Lilly Hiatt is the daughter of singer/songwriter John Hiatt, but that’s actually one of the less-interesting things about her. She’s a rocker who plays a sick-looking Rickenbacker guitar, and she writes fantastic songs more steeped in garage-rock than anybody’s version of Americana. She’ll be at Durham’s American Tobacco Warehouse on Aug. 30 — for free, no less, as part of WUNC’s Music on the Lawn series — with Anne-Claire Niver as a fine opening-act bonus.
Prince’s death in 2016 was a devastating blow, but the silver lining is how much of his music is still in the air. September brings a couple of cool remembrances our way.
▪ Let’s start with The Revolution — his backup band from the mid-1980s glory days of “Purple Rain.” The Revolution will play the nightclub program of the Hopscotch Music Festival, Sept. 6-8 in Raleigh.
▪ Then there’s “4U: A Symphonic Celebration of Prince.” As advertised, the show is orchestral renditions of classic Prince songs, as curated by Roots drummer/main man Questlove. It plays Red Hat Amphitheater on Sept. 13.
Joan Baez, grande dame of American folk music for more than half a century, is retiring from the road with a 2018 farewell tour. We’re lucky enough to have a date, Sept. 29 at Durham Performing Arts Center. It is, of course, long sold out. But tickets are available on secondary broker sites.
Branford Marsalis lives in Durham, though you can be forgiven if you didn’t know that because he’s on the road so much. But he’ll play a hometown weekend homestand in Durham this fall as part of the new Duke Performances season. Marsalis will play Duke’s Baldwin Auditorium Oct. 5-6, fronting his quartet featuring superlative pianist Joey Calderazzo.
Somehow, Chris Stapleton remains one of the biggest acts in country music even though he seems to go out of his way to shun the spotlight. But he’s made it work, and Stapleton returns to Raleigh’s Coastal Credit Union Music Park at Walnut Creek (a venue he sold out last year) on Oct. 12 — topping a great triple-bill with Marty Stuart and Brent Cobb.
Nicki Minaj and Future
Along with Beyoncé/Jay-Z, this fall’s other most notable hip-hop-leaning tour is Nicki Minaj and Future — and this one is coming to the Triangle. Dubbed NICKIHNDRXX, it plays Raleigh’s PNC Arena on Oct. 14 as part of a 50-city run across North America and Europe.

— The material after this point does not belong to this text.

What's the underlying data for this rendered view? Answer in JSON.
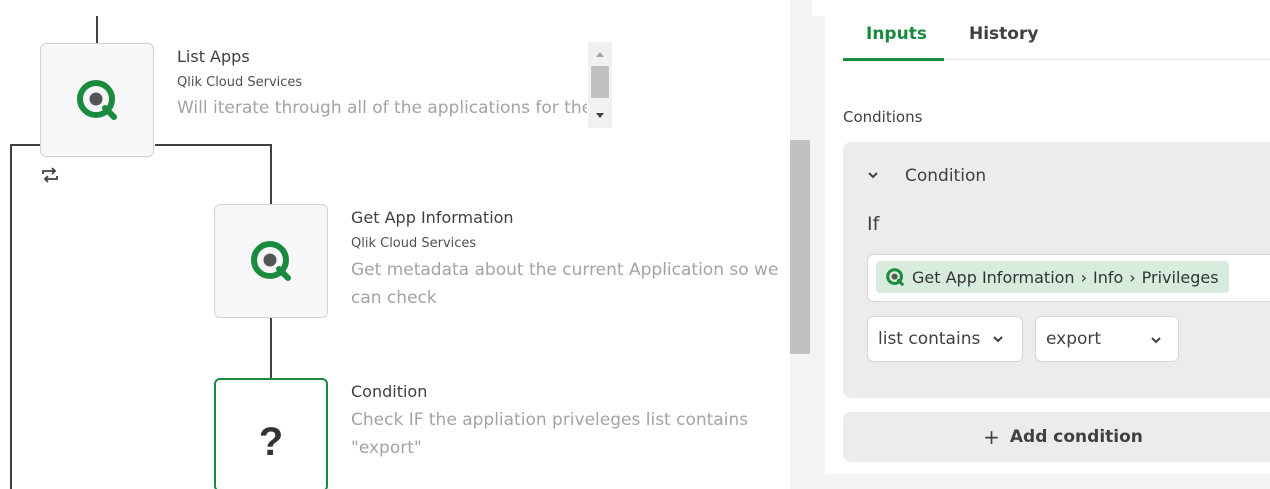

The great rock bard, who has won every prize there is — up to and including Nobels and Pulitzers — will return to Durham Performing Arts Center Nov. 3. Expect a Great American Songbook-type show, similar to when he played a beguiling 2015 DPAC show. By now, tickets are probably gone, but check the broker sites.